  • Raymond Clapper
12:00 p.m Friday, Dec. 22, 2017 Opinion

This column appeared in The Atlanta Journal of Dec. 25, 1942:

WASHINGTON — There isn’t much that can be said appropriate to the Christmas season this year. It doesn’t seem to fit this time.

You almost wonder if it isn’t an insult to Santa Claus to have him wandering around. You would want to tell the old fellow to stay away except for the very small children who haven’t yet discovered what kind of butchering civilization their parents and ancestors have created.
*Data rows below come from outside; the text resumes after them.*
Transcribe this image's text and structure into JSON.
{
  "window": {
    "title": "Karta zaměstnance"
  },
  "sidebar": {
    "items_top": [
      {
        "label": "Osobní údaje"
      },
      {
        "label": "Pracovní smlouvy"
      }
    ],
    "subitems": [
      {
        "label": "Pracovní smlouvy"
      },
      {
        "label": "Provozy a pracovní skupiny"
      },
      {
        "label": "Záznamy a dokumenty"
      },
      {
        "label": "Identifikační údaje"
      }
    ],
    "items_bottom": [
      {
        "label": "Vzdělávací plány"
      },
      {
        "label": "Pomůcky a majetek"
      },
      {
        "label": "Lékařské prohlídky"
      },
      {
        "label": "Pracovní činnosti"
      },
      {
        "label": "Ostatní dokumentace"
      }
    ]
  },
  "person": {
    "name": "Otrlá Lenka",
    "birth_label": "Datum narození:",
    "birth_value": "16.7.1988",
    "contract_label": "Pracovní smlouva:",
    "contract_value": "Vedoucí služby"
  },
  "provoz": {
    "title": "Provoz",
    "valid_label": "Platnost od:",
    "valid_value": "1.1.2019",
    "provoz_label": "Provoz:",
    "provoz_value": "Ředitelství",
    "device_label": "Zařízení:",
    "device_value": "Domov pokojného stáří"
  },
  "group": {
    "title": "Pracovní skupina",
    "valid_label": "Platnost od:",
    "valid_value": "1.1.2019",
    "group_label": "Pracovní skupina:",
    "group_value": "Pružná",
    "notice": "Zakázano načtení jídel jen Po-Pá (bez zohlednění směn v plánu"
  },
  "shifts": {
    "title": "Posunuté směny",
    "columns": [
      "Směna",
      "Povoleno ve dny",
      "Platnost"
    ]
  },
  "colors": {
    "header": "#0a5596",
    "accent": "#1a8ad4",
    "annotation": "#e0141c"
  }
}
The usual holiday greetings sound forced and hollow this year. We mean them as usual, but we know they do not fit into this Christmas. How can there be a merry Christmas or a happy New Year in the midst of organized murder, cruelty, want and anxiety in the majority of homes in most of the so-called civilized world?

The best you can wish for your friends over this Christmas is that the season’s grog will put them into a cozy twilight sleep where they can forget for a while.
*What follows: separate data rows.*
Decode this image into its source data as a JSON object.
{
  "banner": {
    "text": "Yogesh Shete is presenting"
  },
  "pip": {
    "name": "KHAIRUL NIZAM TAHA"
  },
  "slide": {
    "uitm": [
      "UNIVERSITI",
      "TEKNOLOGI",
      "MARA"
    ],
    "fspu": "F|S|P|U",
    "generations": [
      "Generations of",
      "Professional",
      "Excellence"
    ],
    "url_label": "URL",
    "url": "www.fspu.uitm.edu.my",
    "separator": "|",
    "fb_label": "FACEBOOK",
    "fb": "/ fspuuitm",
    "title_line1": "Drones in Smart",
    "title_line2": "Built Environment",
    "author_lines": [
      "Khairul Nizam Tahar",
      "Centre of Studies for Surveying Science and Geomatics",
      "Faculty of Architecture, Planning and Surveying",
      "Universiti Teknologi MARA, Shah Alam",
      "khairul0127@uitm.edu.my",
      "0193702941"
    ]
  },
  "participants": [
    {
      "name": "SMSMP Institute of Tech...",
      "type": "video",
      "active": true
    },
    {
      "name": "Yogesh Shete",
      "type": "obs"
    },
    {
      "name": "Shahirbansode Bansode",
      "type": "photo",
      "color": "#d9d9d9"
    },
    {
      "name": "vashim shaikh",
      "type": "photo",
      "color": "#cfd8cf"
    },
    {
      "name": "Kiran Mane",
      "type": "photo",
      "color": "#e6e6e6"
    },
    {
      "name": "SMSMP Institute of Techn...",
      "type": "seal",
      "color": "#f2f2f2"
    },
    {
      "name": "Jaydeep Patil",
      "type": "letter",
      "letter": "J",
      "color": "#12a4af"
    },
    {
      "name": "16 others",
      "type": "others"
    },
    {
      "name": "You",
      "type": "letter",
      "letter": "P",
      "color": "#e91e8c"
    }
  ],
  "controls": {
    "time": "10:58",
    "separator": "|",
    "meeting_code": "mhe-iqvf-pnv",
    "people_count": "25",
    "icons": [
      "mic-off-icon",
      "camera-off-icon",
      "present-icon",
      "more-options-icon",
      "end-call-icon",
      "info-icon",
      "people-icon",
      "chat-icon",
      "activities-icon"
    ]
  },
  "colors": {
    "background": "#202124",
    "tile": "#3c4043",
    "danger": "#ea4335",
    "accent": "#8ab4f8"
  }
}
I note some sage words by one of the wise men of the East, a great scholar of China, Dr. Hu Shih, the former Chinese ambassador here. He says that science and technology have made the world a physical unity. But man’s backwardness in political thinking and planning, he says, has failed miserably to consolidate this physically unified world into a political and moral world community.
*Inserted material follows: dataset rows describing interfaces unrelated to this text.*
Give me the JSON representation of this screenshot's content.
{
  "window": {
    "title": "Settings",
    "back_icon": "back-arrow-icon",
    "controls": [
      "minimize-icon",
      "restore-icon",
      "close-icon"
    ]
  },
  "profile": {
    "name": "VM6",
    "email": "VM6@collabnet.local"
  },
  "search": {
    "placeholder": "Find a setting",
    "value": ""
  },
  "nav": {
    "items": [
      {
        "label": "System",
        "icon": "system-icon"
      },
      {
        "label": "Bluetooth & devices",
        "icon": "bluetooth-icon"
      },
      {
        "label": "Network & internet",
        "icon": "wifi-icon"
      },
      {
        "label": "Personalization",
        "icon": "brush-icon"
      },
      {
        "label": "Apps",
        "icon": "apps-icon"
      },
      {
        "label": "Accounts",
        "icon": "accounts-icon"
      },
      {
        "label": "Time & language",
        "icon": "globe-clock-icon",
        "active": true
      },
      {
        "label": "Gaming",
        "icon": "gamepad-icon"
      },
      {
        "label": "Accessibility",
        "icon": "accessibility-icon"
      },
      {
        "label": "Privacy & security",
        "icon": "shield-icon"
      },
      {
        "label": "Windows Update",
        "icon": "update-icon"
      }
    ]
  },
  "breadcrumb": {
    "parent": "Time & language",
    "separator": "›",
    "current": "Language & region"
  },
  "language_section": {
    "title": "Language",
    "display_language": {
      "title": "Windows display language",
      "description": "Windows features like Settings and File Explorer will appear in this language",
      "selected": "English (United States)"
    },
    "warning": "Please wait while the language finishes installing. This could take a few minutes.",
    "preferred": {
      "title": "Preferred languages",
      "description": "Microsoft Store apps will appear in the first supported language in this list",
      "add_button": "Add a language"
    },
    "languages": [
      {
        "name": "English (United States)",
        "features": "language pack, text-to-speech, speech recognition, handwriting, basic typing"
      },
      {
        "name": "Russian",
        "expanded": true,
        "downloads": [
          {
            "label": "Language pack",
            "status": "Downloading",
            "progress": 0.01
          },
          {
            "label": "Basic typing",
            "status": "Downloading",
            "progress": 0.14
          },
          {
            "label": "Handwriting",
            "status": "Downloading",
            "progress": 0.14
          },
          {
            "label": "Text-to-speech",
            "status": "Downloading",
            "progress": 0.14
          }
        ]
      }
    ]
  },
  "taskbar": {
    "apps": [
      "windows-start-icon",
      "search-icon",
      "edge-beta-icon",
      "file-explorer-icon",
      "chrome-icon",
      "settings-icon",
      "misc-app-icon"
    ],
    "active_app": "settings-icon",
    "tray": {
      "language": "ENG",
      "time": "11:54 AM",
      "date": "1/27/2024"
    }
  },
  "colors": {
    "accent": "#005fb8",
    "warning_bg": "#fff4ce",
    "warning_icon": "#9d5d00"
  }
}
That’s an old theme, but it never pointed at us with such accusing truth as it does today.

We make ourselves out to be just a lot of dopes — like the genius who wasn’t strong enough to put his gifts to any use.

In organized world murder, men show magnificent courage, invention, and ability to work together. But not when you try to leave the murder out of it and try to organize civilization for living instead of killing. If your purpose is to live instead of kill, then everything is different. Men and governments become cowards. They are afraid to experiment, afraid to take any risk — and of course they thereby only increase the danger of which they are afraid. They lose the inventive touch in statecraft and public affairs. They have the greatest difficulty of working together at anything long enough to make progress. Nations and peoples can work together to kill much better than they can to live.

Last spring, about Easter-time, I flew in a huge airplane over the land of Bethlehem. From 5,000 feet in the air we looked down on the roofs of Jerusalem. We could see men plowing with oxen and wooden plows much as they did 2,000 years ago. I saw one of them, plowing a hillside, as we flew close to it through a valley, and he hook his fist at us and hurled a stone after our plane. He could not understand the intrusion of this modern monster that roared over his field and frightened his animals and himself as well.

We are very much like that man ourselves, even though we fly over his fields in an airplane. We invented the plane and we operate it with great skill, but we still don’t know what it means. We don’t know yet that with only a few of these planes the whole world could be policed and kept from perhaps making a third attempt at global suicide.

We use the airplane with daring in war. We are afraid to think how we might use the airplane to prevent war and save life.

The child who was born on that Christmas night lived to cry in despair, “Oh, ye of little faith!”

That’s still the way it is — or is it?